Collectively agreed reductions of working hours phased out in Europe in the 1990ies. During the last two decades, working
time became more flexible and heterogeneous. Working hours of full-time employees in the EU hardly changed. The strong increase
in part-time work was the outstanding phenomenon. Today, one third of female employees and almost 10 percent of male employees
work part-time. In a period of slow growth, productivity gains will be squeezed by subdued investment and low capacity utilisation.
Thus, a smaller pie will be available either for real wage increases or for working time reductions. In this situation, it
will be politically even more difficult to find an agreement on shorter working hours than in past decades.
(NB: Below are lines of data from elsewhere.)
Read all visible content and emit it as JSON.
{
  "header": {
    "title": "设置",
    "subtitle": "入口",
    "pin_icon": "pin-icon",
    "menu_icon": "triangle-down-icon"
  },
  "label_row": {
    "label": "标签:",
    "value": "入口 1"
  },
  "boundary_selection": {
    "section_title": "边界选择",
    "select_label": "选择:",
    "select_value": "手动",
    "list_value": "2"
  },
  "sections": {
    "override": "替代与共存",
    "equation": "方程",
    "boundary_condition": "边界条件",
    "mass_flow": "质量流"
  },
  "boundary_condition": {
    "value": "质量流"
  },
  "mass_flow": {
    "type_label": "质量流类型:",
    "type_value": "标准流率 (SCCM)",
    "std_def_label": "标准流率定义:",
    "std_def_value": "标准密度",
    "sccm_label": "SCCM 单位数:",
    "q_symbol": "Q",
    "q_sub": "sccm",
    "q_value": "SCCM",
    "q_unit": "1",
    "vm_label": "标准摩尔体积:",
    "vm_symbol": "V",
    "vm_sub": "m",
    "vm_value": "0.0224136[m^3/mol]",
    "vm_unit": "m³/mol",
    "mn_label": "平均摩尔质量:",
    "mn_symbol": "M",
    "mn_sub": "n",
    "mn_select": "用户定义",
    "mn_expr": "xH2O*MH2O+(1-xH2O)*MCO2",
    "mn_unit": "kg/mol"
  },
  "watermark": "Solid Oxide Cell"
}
Since the productivity
and employment effects of a working time reduction in a low-growth period are quite uncertain, social partners must be willing
to negotiate again when the effects become apparent.
Forschungsbereich:Arbeitsmarktökonomie, Einkommen und soziale Sicherheit